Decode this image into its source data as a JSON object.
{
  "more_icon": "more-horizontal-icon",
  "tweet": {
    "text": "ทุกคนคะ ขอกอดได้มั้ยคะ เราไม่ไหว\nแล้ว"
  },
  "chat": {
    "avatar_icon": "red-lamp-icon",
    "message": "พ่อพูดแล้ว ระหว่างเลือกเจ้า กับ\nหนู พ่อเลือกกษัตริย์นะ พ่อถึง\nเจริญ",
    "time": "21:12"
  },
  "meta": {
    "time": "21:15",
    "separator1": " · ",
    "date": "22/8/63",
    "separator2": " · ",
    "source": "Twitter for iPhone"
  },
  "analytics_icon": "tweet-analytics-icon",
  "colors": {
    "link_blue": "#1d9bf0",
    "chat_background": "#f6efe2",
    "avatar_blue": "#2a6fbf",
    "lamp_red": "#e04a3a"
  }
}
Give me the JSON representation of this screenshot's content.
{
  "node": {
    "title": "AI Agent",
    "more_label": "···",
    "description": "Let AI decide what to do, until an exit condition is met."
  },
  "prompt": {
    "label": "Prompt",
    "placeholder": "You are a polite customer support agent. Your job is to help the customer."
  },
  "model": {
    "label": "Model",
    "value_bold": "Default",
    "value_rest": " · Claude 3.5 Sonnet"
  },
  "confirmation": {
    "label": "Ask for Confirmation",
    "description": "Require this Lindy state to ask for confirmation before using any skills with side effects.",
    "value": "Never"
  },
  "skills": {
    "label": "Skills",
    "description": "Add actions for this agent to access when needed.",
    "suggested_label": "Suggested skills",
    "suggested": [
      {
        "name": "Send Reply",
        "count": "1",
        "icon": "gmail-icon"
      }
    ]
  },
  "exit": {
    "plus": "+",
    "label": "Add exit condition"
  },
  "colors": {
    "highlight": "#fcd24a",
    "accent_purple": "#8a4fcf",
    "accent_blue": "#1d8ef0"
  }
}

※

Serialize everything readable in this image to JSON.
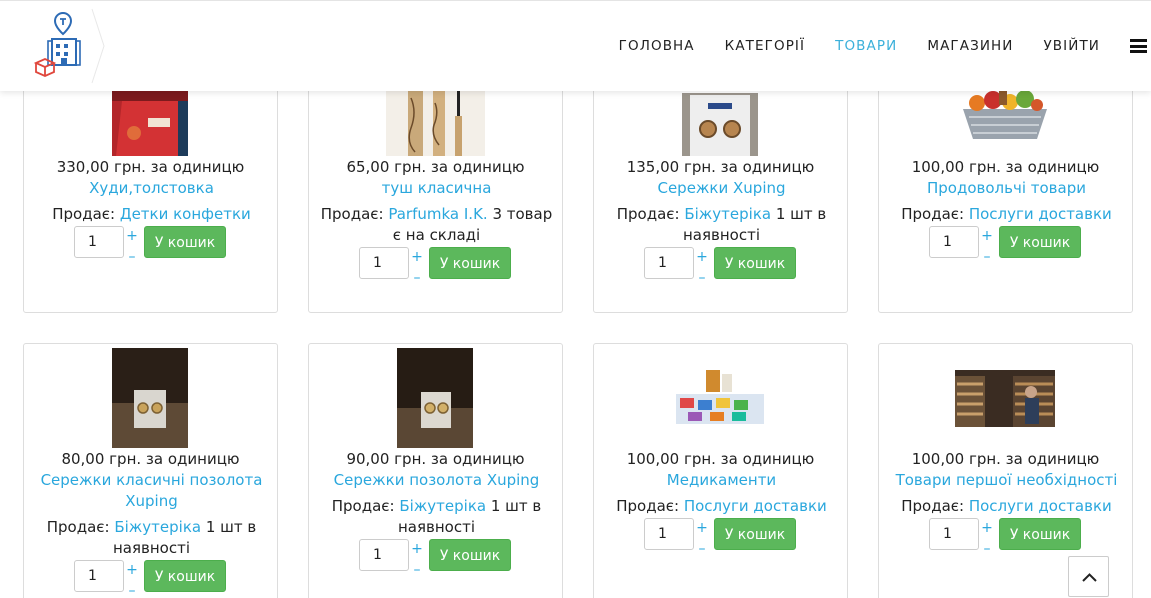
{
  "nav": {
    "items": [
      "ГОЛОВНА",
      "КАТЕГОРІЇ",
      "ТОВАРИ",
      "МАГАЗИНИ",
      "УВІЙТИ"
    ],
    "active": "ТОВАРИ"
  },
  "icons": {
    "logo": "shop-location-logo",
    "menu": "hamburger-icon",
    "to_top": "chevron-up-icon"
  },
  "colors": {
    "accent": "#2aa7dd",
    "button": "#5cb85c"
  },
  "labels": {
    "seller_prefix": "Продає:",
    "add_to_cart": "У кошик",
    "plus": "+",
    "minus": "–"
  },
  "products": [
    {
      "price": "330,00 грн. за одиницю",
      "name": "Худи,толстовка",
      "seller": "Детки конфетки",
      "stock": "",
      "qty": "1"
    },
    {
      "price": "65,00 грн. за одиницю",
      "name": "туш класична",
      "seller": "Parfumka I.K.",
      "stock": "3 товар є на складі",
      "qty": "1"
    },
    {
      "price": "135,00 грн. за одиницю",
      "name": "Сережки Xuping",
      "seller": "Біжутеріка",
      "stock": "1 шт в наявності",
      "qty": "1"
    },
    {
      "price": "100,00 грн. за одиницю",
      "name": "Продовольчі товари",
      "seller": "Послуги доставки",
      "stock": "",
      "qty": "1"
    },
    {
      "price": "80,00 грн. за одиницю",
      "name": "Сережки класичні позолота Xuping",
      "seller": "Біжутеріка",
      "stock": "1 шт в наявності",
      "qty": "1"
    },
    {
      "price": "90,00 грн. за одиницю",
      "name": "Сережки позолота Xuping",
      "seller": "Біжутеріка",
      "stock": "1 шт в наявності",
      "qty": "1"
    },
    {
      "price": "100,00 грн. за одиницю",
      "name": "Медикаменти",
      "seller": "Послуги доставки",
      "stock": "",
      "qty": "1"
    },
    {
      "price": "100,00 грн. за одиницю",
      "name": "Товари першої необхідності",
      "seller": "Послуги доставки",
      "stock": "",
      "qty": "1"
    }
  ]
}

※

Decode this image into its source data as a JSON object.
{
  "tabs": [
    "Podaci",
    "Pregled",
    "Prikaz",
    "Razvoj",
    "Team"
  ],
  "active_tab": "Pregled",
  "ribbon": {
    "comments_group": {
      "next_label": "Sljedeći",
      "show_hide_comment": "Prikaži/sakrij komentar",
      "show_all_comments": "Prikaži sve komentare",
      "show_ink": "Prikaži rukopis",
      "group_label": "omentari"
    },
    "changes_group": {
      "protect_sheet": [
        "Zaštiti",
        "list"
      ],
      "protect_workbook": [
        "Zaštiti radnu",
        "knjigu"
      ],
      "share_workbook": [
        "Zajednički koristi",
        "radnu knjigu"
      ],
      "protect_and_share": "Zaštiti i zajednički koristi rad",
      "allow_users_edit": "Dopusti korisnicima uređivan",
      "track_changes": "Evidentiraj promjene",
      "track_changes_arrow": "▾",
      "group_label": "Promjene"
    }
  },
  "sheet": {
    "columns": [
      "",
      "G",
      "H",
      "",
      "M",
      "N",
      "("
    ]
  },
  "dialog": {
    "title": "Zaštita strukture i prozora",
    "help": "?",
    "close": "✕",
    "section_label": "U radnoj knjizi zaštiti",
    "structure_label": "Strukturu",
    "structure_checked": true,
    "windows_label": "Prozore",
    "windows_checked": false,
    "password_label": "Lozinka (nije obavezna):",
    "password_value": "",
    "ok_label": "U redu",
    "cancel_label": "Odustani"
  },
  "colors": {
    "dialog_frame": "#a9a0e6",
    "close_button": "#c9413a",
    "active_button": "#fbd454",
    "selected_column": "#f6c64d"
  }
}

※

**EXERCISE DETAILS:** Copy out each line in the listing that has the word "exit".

**RESPONSE TO THE TASK:**
    "description": "Let AI decide what to do, until an exit condition is met."
  "exit": {
    "label": "Add exit condition"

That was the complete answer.